Understand Putin and Russia, but Look after Our Own Interests

March 6, 2014

I recommend reading Sean Kay’s latest contribution to WOTR, not because I agree with all of it but because I think those of us who believe that a realistic approach to the Ukraine crisis does call for renewed commitment to and U.S. leadership of NATO need to consider the opposing arguments.

I agree with Sean that we should be careful at this point not to provide Putin with additional motivation for his aggressive behavior.  In one form or another, Crimea is likely to become more thoroughly linked to or even part of Russia.  Putin’s position on Crimea contains a mix of legitimate interests and outrageous bullying: Russia does have a right to its naval base in Crimea, but it does not have the legal right to blockade Ukrainian naval vessels or to occupy Ukrainian territory, even if the Russian troops do not wear Russian uniforms.

I disagree with the inference that past NATO decisions are to blame for Putin’s actions.  I agree that it was not wise in 2008 for the United States to “insist” that Georgia and Ukraine will become NATO members.  However, I disagree that we should give Russia a veto over that decision in the future.  If we had done that with the Baltic states, they might by now be captives of a new Russian empire, not given the choice of joining the EU and orienting themselves toward the West.

I have great respect for the potential of the Russian people and Russia itself.  However, that potential is out of reach with the form of leadership provided by Putin.  I understand that Putin’s nationalistic approach is rooted in a basic, post-Cold War desire to hold Russia together (in the 1990s I suggested in Washington discussions of the post-Cold War futures that Russia would eventually go through a period of authoritarian-style leadership based on the desire to keep Russia from coming apart at the seams; Putin has extended this model to include expansion of Moscow’s control beyond Russia’s borders).  But understanding these root causes does not mean that we should accede to Putin’s aspirations for the future. That is not in our interest.

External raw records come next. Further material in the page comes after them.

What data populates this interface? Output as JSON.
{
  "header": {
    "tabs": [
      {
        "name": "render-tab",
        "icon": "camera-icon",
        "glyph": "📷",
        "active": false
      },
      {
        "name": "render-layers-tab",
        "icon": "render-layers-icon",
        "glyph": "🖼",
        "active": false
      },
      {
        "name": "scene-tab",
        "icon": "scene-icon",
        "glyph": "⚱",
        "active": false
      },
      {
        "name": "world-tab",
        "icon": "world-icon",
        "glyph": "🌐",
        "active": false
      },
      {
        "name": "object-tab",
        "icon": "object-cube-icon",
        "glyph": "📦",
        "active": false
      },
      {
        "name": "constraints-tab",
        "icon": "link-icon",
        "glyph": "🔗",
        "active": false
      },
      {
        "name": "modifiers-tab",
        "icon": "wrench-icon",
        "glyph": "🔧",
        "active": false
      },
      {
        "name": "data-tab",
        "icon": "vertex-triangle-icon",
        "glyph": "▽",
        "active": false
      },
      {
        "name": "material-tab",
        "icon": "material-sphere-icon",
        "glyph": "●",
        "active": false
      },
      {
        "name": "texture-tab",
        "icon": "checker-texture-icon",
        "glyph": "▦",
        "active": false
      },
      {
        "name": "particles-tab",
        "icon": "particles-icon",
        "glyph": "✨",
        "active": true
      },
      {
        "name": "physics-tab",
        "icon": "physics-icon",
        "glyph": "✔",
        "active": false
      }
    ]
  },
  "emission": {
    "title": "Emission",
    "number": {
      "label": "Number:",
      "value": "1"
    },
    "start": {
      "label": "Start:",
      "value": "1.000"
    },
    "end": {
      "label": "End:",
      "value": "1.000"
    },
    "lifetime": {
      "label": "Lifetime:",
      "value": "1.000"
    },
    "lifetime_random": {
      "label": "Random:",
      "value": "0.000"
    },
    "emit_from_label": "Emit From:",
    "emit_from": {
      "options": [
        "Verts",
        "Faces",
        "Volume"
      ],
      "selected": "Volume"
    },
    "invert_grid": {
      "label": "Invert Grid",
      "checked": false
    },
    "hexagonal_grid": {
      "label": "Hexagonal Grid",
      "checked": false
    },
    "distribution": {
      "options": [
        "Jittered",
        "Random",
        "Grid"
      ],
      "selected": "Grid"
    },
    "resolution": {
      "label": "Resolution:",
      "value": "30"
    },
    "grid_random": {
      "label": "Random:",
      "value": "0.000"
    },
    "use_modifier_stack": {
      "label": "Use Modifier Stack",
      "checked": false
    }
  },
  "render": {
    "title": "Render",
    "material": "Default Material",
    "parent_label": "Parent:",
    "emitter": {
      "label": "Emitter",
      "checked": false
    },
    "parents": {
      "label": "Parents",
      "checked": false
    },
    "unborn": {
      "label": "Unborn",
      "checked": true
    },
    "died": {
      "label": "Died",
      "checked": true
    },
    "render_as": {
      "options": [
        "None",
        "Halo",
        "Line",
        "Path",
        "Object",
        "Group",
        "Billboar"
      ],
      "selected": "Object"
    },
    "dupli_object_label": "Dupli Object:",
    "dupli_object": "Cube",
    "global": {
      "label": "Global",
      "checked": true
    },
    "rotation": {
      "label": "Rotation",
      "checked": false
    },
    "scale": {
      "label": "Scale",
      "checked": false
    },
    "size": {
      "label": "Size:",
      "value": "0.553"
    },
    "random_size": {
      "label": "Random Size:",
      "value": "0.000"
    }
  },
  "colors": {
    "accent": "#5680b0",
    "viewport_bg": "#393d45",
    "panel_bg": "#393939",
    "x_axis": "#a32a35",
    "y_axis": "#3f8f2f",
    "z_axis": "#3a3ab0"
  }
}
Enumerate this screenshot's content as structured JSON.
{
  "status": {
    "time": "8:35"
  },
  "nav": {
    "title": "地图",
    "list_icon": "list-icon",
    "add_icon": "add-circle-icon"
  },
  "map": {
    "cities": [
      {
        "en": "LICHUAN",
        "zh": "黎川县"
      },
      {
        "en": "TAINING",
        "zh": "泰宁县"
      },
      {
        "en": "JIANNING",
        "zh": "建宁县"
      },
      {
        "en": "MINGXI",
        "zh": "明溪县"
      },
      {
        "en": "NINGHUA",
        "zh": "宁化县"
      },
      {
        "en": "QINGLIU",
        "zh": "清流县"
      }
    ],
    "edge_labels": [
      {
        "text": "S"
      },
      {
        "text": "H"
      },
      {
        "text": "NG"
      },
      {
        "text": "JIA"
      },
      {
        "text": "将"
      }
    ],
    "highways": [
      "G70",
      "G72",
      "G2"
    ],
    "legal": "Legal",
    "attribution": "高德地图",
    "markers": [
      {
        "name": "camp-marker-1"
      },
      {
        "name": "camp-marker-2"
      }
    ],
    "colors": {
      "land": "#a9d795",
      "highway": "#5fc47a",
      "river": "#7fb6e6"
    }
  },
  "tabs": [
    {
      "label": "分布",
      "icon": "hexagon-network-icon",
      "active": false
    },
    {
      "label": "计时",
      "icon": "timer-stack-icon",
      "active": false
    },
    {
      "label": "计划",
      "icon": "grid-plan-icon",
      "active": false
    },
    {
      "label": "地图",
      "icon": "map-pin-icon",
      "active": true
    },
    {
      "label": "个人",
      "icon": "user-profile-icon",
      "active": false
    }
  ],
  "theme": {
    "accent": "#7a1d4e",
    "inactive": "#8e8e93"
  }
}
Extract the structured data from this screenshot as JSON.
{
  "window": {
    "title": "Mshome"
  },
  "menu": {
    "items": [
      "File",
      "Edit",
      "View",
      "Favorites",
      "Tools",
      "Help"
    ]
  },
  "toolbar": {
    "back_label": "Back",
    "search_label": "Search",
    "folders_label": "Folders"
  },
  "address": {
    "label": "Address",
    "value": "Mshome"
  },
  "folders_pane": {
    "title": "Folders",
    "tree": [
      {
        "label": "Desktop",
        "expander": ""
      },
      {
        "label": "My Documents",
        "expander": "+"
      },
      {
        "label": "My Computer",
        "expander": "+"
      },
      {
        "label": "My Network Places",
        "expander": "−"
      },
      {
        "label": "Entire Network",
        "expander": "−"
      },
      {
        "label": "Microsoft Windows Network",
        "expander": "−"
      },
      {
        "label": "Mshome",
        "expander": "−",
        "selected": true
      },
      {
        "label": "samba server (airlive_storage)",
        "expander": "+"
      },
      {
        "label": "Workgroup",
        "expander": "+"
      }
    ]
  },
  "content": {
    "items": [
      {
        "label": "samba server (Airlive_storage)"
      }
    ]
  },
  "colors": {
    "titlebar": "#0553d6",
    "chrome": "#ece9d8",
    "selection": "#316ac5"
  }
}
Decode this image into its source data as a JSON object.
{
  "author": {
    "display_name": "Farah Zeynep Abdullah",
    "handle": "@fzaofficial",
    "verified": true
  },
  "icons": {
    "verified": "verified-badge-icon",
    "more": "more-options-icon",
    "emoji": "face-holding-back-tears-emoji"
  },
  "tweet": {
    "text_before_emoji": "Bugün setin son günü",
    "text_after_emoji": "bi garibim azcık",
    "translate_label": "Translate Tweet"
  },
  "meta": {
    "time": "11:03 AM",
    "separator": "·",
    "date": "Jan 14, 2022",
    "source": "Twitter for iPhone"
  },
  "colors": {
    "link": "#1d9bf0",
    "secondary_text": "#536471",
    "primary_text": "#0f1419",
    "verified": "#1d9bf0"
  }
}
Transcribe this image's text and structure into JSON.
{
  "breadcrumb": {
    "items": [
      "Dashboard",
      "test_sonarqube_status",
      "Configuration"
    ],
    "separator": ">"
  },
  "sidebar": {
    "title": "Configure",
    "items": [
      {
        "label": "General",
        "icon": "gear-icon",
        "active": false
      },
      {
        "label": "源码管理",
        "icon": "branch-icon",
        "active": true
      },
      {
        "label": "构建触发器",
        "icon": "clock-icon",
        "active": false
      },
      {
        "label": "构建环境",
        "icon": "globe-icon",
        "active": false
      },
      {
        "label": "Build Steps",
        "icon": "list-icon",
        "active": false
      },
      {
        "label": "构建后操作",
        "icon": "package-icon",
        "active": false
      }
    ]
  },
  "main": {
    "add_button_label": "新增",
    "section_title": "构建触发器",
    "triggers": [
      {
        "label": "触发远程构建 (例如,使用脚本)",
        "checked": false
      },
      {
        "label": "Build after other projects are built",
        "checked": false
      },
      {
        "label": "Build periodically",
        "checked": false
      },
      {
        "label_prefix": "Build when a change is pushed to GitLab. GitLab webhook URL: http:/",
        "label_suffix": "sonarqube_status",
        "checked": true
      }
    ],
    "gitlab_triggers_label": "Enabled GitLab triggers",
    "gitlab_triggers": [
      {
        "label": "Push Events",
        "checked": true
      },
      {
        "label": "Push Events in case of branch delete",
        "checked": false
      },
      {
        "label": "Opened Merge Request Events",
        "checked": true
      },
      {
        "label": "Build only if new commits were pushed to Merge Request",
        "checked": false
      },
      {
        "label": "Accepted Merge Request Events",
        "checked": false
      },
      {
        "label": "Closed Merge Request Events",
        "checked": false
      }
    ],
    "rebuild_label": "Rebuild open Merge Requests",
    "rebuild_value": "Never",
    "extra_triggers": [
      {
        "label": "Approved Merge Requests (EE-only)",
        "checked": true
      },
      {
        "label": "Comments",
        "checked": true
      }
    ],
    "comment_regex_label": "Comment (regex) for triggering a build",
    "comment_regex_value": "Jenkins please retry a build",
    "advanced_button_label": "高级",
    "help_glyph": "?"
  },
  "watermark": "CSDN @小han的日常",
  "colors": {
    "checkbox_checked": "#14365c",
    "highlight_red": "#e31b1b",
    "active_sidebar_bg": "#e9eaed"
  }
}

Finally, I find Sean Kay’s approach too dependent on his strong advocacy of the U.S. pivot to Asia, and his recommendation that the United States leave the leadership of NATO up to our European allies.

There is little doubt about the importance of Asia for U.S. interests.  The importance of strengthening ties in the region and managing the vital relationship with China is clear.

However, it is my judgment that the United States will be a stronger, more credible player in Asia if it is also perceived as having a solid power foundation based on transatlantic cooperation.  The United States cannot lead in Asia having abandoned leadership in the transatlantic area.  We should, as Sean recommends, encourage the Europeans to take the lead as much as they are inclined and capable of doing, but the fact is that the United States remains the key source of Western leadership in Europe.  That, for better or worse, is the current reality.

That is why I believe that it will be important at the NATO summit in September (or before, if it is moved up) to reaffirm the American commitment to the alliance, and expand transatlantic cooperation to include diplomatic, economic and financial as well as military instruments of security.

U.S. and Western policies certainly need to provide an “off ramp” for a way out of this crisis.  But that off ramp should not at the bottom have a green light for Putin.


Stanley R. Sloan retired as Senior Specialist in international security policy for the Congressional Research Service. Since then, he has taught courses on American power and transatlantic relations at Vermont’s Middlebury College.


Photo credit: Pavel Kazachkov